Shortlist for Cardiff-based Artes Mundi 6 prize revealed
Ten artists from eight countries have been shortlisted for the UK's largest contemporary art prize.
The 2015 winner of the Cardiff-based Artes Mundi prize will receive £40,000.
The finalists come from the UK, USA, Portugal, Israel, Croatia, Iceland, Brazil and the Netherlands.
The shortlist was chosen from 800 nominations in 70 countries, and organisers said it included some "superstars" of contemporary art.
Artes Mundi - awarded every two years - was established in 2002 and supports contemporary visual artists from around the world who are still gaining international recognition.
The winner will receive their prize midway through a 17-week exhibition at Wales' National Museum of Art, on 22 January, 2015.
Selectors for the shortlist "particularly looked for artists whose work explores and comments on the human condition and lived experience".
Karen MacKinnon, Artes Mundi's director and curator, said: "The selectors for Artes Mundi 6 have chosen an astonishing group of artists from an extensive, worldwide list of nominations.
"I very much look forward to working with them, and to creating an exhibition next October that will give local and international audiences the opportunity to engage with some of today's most exciting international artists.
"There will be artists from different cultures and generations and an amazing array of artistic practices.
"Their work will form an exhibition that will be challenging, playful, moving and, above all, will emphasise the importance of art that challenges our perspectives and enriches our lives."
She added: "Artes Mundi 6 promises to be a major cultural event in Cardiff - a vibrant and exciting experience of performance, music, site-specific installations, film, lectures and seminars based in the National Museum and Chapter Arts Centre, and spilling out onto the streets of the capital and beyond."
The prize was last won by Mexican artist Teresa Margolles, who was presented with her award by First Minister Carwyn Jones.

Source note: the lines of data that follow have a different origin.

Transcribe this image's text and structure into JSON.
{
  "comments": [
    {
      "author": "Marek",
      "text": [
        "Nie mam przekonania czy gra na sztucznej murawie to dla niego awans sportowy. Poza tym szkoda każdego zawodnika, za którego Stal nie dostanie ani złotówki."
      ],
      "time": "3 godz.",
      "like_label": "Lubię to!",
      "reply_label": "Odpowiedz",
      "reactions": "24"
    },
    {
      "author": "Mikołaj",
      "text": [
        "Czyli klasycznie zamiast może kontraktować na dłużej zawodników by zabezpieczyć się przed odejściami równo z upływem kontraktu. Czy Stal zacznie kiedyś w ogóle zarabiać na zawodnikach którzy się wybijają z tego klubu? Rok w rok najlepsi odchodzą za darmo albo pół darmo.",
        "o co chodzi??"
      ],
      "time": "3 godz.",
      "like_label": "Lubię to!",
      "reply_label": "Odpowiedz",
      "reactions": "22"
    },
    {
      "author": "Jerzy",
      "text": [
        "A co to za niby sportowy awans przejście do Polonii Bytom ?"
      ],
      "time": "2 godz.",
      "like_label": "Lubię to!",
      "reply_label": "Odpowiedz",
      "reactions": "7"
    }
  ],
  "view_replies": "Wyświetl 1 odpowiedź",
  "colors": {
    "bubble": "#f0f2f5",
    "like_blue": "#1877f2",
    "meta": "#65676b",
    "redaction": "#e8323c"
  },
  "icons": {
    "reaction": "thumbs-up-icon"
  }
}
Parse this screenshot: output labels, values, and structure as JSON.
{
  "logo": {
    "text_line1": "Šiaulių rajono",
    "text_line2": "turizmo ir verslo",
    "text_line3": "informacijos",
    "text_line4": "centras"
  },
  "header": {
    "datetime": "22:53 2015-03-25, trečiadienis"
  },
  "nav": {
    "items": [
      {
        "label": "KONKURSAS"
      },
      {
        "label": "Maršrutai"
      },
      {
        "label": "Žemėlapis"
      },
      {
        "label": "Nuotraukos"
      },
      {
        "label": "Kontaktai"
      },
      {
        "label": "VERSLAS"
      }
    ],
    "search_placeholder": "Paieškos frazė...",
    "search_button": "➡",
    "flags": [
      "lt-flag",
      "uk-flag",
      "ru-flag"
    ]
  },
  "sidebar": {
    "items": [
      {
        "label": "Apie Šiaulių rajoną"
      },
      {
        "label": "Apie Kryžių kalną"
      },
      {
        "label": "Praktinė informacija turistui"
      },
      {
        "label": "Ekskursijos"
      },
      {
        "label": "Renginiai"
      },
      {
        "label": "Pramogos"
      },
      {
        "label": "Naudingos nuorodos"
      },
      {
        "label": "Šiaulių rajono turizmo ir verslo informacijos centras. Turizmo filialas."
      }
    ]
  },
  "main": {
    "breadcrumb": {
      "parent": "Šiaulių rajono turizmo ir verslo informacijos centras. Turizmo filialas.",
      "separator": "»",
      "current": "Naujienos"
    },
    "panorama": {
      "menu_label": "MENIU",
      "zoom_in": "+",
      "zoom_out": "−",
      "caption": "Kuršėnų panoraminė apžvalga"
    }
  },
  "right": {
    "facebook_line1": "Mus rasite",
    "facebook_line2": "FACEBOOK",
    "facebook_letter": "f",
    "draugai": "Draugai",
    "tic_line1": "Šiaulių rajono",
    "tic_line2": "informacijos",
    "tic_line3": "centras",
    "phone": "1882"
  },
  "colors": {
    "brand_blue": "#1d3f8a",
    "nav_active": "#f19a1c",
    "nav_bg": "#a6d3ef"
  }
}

Her work focused on northern Mexico, where drug-related crime and violence is rife.
In one piece, Plancha, water used to cleanse dead bodies in a morgue was seen dripping from the ceiling on to hotplates.